§ **Extracted material**
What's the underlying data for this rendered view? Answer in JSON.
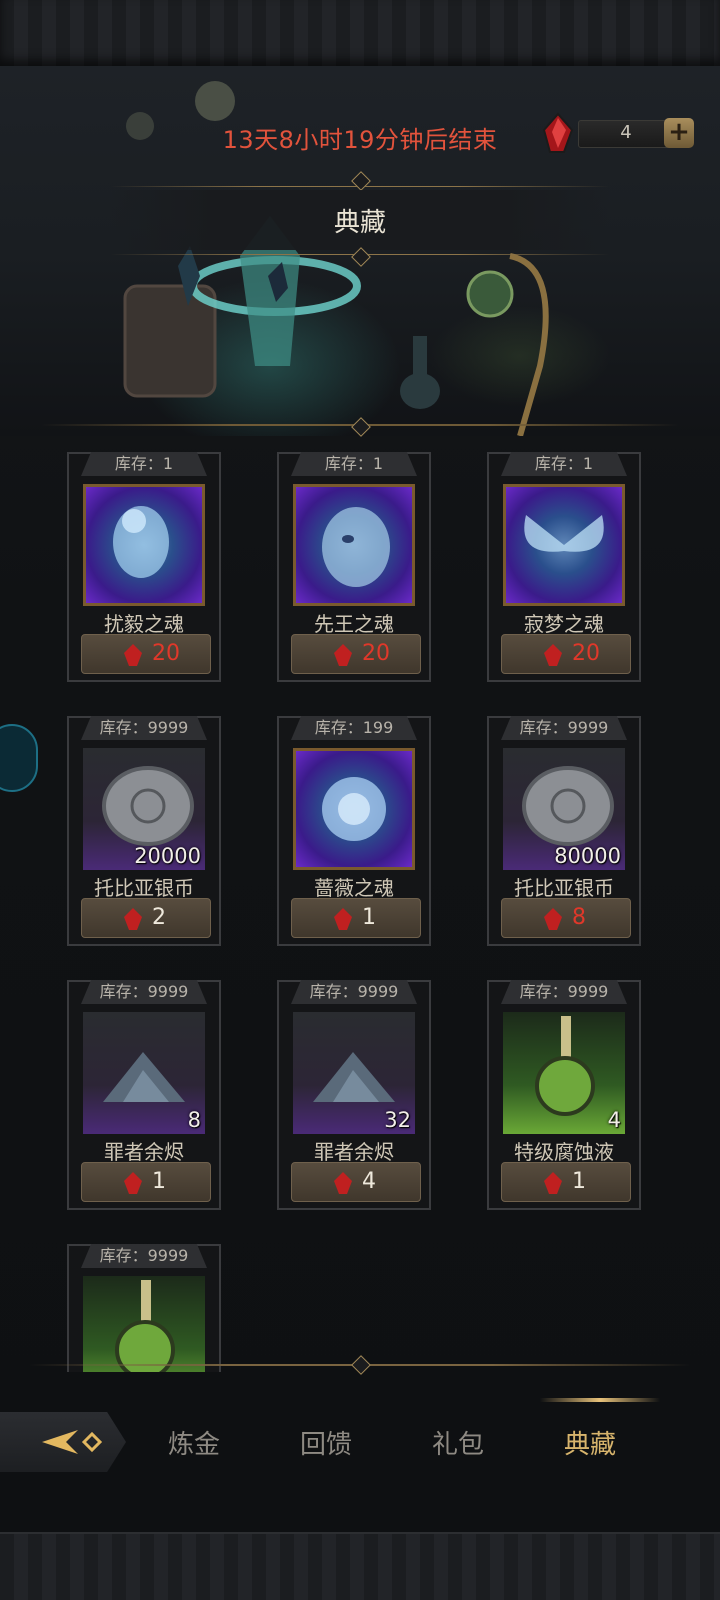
{
  "header": {
    "timer_text": "13天8小时19分钟后结束",
    "currency_amount": "4",
    "plus_label": "+",
    "title": "典藏"
  },
  "items": [
    {
      "stock": "库存：1",
      "name": "扰毅之魂",
      "price": "20",
      "icon": "soul-doll-icon",
      "qty": "",
      "price_color": "red"
    },
    {
      "stock": "库存：1",
      "name": "先王之魂",
      "price": "20",
      "icon": "soul-king-face-icon",
      "qty": "",
      "price_color": "red"
    },
    {
      "stock": "库存：1",
      "name": "寂梦之魂",
      "price": "20",
      "icon": "soul-butterfly-icon",
      "qty": "",
      "price_color": "red"
    },
    {
      "stock": "库存：9999",
      "name": "托比亚银币",
      "price": "2",
      "icon": "silver-coin-icon",
      "qty": "20000",
      "price_color": "white"
    },
    {
      "stock": "库存：199",
      "name": "蔷薇之魂",
      "price": "1",
      "icon": "soul-rose-icon",
      "qty": "",
      "price_color": "white"
    },
    {
      "stock": "库存：9999",
      "name": "托比亚银币",
      "price": "8",
      "icon": "silver-coin-icon",
      "qty": "80000",
      "price_color": "red"
    },
    {
      "stock": "库存：9999",
      "name": "罪者余烬",
      "price": "1",
      "icon": "ember-pile-icon",
      "qty": "8",
      "price_color": "white"
    },
    {
      "stock": "库存：9999",
      "name": "罪者余烬",
      "price": "4",
      "icon": "ember-pile-icon",
      "qty": "32",
      "price_color": "white"
    },
    {
      "stock": "库存：9999",
      "name": "特级腐蚀液",
      "price": "1",
      "icon": "corrosion-potion-icon",
      "qty": "4",
      "price_color": "white"
    },
    {
      "stock": "库存：9999",
      "name": "",
      "price": "",
      "icon": "corrosion-potion-icon",
      "qty": "",
      "price_color": "white"
    }
  ],
  "nav": {
    "tabs": [
      "炼金",
      "回馈",
      "礼包",
      "典藏"
    ],
    "active_index": 3
  },
  "colors": {
    "timer": "#e2533c",
    "price_red": "#e0382a",
    "active_tab": "#d7b46c",
    "gold_trim": "#8c7449"
  }
}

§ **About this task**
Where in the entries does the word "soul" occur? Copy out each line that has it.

§ **Answer**
      "icon": "soul-doll-icon",
      "icon": "soul-king-face-icon",
      "icon": "soul-butterfly-icon",
      "icon": "soul-rose-icon",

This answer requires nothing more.